COMPARED to last year, it’s been a much more encouraging season for Lothians amateurs and pride of place in this end-of-term wrap up definitely goes to Grant Forrest and Paul Ferrier.
Both produced notable individual performances and also helped Scotland, led by Scott Knowles, to win the Home Internationals for the first time in six years. That was one of two highlights for Craigielaw teenager Forrest, the other having come shortly before when he won the Scottish Amateur Championship at Royal Dornoch.
It completed a hat-trick of national titles for Forrest, the Scottish Under-16s champion in 2009 then Scottish Boys’ champion the following year.
His latest triumph came a few weeks after the death of his father, Graeme, and was down to character as much as skill.
Forrest is now back at college in San Diego, where he’ll be aiming to keep improving before his next domestic captain, when Walker Cup spots will be up for grabs.
Ferrier would also have been a contender for that Great Britain & Ireland team but is now pursuing his dream of becoming a Tour professional.
The Baberton player probably didn’t get the credit he deserved for winning the Scottish Boys’ Championship at Dunbar in 2007. His triumph was looked upon by some as a flash in the pan. Yet, using his triumph in last year’s East of Scotland Open at Lundin as the springboard, Ferrier came out this year and certainly proved those critics wrong.
He produced a brilliant performance to reach the semi-finals of the Amateur Championship at Royal Troon, losing to eventual winner Alan Dunbar. On the back of that, he secured his first full Scotland cap for the Home Internationals and played his part in the sweet success at Glasgow Gailes.

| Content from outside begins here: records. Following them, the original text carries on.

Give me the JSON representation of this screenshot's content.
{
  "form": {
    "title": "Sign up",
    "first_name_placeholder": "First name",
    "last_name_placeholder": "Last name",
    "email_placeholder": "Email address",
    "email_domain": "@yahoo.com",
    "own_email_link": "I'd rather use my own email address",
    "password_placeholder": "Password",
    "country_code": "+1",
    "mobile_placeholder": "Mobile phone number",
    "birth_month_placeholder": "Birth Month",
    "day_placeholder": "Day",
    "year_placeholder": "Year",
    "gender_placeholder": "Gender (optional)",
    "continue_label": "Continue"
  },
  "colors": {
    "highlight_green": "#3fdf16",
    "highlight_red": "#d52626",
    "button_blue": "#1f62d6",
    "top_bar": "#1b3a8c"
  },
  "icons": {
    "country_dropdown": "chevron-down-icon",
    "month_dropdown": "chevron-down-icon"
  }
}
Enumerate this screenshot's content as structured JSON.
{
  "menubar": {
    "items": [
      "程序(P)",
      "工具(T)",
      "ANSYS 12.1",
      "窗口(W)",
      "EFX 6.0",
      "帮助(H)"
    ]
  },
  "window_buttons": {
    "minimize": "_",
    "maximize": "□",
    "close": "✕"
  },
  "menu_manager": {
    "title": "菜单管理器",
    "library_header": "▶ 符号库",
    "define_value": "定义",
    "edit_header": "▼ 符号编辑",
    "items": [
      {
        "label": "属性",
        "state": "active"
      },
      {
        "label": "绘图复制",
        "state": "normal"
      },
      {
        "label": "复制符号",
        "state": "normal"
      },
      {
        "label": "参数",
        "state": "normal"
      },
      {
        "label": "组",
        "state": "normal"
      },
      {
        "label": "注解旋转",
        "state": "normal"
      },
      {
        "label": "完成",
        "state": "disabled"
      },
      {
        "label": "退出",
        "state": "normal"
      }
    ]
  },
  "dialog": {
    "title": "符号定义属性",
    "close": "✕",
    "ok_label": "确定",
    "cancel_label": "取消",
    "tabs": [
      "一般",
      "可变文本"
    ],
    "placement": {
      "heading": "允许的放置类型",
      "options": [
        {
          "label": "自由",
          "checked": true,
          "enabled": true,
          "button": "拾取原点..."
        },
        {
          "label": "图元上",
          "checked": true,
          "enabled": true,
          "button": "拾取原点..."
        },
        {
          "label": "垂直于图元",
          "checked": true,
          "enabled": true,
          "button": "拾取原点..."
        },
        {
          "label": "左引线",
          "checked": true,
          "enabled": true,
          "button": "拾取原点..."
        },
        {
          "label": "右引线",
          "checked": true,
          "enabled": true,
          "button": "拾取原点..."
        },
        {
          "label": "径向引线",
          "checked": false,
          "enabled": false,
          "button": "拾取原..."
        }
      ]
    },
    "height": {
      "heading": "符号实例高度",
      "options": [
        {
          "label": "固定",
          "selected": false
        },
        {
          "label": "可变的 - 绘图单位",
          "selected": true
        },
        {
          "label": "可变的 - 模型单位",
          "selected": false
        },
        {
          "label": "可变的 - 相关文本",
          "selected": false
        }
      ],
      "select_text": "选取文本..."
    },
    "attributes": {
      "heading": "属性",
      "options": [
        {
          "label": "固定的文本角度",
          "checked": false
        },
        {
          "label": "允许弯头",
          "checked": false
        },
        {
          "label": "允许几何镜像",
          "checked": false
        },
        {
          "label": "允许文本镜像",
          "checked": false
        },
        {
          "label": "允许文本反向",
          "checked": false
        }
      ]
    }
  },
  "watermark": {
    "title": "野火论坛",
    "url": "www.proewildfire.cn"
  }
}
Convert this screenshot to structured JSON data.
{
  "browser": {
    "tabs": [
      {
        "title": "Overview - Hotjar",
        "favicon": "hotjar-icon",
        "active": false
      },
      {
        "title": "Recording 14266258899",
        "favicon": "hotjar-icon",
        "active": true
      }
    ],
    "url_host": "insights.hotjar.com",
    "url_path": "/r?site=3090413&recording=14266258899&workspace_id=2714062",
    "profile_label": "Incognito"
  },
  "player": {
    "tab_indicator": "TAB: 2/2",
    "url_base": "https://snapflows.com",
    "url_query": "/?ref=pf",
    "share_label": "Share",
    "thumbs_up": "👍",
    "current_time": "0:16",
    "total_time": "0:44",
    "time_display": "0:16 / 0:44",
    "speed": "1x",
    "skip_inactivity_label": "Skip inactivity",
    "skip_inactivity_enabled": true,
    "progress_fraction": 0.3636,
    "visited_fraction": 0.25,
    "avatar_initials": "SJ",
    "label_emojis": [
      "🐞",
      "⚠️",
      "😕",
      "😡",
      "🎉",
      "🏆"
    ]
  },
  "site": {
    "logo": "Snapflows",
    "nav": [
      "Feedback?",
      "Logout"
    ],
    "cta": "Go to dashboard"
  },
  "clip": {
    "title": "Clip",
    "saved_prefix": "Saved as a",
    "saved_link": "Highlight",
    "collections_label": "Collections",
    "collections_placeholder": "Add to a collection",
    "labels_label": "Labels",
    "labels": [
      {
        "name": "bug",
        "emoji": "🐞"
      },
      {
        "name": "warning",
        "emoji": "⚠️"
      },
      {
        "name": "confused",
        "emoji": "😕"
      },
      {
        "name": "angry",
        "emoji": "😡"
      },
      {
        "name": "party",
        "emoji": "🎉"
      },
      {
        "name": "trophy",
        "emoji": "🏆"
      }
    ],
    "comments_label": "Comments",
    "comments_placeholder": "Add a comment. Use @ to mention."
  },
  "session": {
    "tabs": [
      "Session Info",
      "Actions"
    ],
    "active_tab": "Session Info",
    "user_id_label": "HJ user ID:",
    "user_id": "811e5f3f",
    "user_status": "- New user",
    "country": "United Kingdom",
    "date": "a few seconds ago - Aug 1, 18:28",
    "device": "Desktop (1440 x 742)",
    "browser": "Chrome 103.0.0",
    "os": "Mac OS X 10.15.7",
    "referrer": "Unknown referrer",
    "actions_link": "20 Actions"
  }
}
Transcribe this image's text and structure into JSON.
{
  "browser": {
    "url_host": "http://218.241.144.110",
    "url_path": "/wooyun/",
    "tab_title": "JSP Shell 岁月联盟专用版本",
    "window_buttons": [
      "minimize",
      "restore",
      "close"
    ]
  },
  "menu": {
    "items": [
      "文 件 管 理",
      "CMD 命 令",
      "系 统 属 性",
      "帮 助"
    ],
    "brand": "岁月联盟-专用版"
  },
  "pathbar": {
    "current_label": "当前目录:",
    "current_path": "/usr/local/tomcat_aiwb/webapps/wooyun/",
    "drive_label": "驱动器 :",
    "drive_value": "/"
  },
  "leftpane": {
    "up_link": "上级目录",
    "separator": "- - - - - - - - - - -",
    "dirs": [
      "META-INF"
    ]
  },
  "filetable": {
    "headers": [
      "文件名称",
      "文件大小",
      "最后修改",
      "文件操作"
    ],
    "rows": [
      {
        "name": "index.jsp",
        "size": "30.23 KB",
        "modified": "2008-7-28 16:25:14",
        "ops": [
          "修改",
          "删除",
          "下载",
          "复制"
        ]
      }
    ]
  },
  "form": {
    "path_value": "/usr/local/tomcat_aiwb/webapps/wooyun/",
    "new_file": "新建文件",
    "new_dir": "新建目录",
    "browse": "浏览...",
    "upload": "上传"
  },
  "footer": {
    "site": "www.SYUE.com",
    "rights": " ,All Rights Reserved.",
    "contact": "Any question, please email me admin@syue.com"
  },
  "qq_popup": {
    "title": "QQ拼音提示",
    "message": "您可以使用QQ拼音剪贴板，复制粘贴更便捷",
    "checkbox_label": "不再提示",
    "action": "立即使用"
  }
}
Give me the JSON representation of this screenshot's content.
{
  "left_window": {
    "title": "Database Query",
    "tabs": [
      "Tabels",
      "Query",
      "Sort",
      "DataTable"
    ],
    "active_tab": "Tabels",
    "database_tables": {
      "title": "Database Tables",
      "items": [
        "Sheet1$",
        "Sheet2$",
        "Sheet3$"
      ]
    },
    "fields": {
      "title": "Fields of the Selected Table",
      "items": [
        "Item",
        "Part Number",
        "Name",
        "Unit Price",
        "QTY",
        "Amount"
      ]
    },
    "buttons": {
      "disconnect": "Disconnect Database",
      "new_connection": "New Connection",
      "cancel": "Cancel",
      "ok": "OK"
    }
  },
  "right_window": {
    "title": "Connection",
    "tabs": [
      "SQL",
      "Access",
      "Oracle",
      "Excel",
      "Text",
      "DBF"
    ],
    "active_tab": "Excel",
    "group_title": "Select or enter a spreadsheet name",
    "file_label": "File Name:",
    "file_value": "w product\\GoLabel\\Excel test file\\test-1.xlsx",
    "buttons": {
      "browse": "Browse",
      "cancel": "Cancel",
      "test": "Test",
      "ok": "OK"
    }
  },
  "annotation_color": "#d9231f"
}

It was a first triumph in the event as team captain for Knowles, who is now hoping a three-man Scottish side can give a good account of themselves in this week’s Eisenhower Trophy.
Bidding to repeat a success on the world stage in Australia four years ago, Graeme Robertson, Paul Shields and Matthew Clark are flying the Saltire in Turkey.
“This is the biggest amateur team event and it feels like it _ 72 teams all made up of excellent golfers,” said Knowles.
When the next Eisenhower Trophy comes around, in two years, Forrest should be a strong contender and James Ross, too. The Royal Burgess man is undoubtedly one of the most improved players on the Scottish scene over the last couple of years and just missed out on a spot in that Home International team.
He recorded a first Scottish Order of Merit success this year, winning the Sutherland Chalice in Dumfries, and looks as though he can go from strength to strength over the next few seasons.
There’s also plenty of life left in Kingsknowe’s Allyn Dick, who overcame losing his funding to win the East of Scotland Open – a fourth Order of Merit success in four years.
On the team front, Lothians, once the event’s kingpins, failed to make the medal matches in the Scottish Area Team Championship at Blairgowrie. But, for the third year in a row and fourth time in the last five years, Lothians did win the boys’ equivalent at Cowglen.
All in all, then, it was a pretty decent campaign by the Capital’s amateur aces.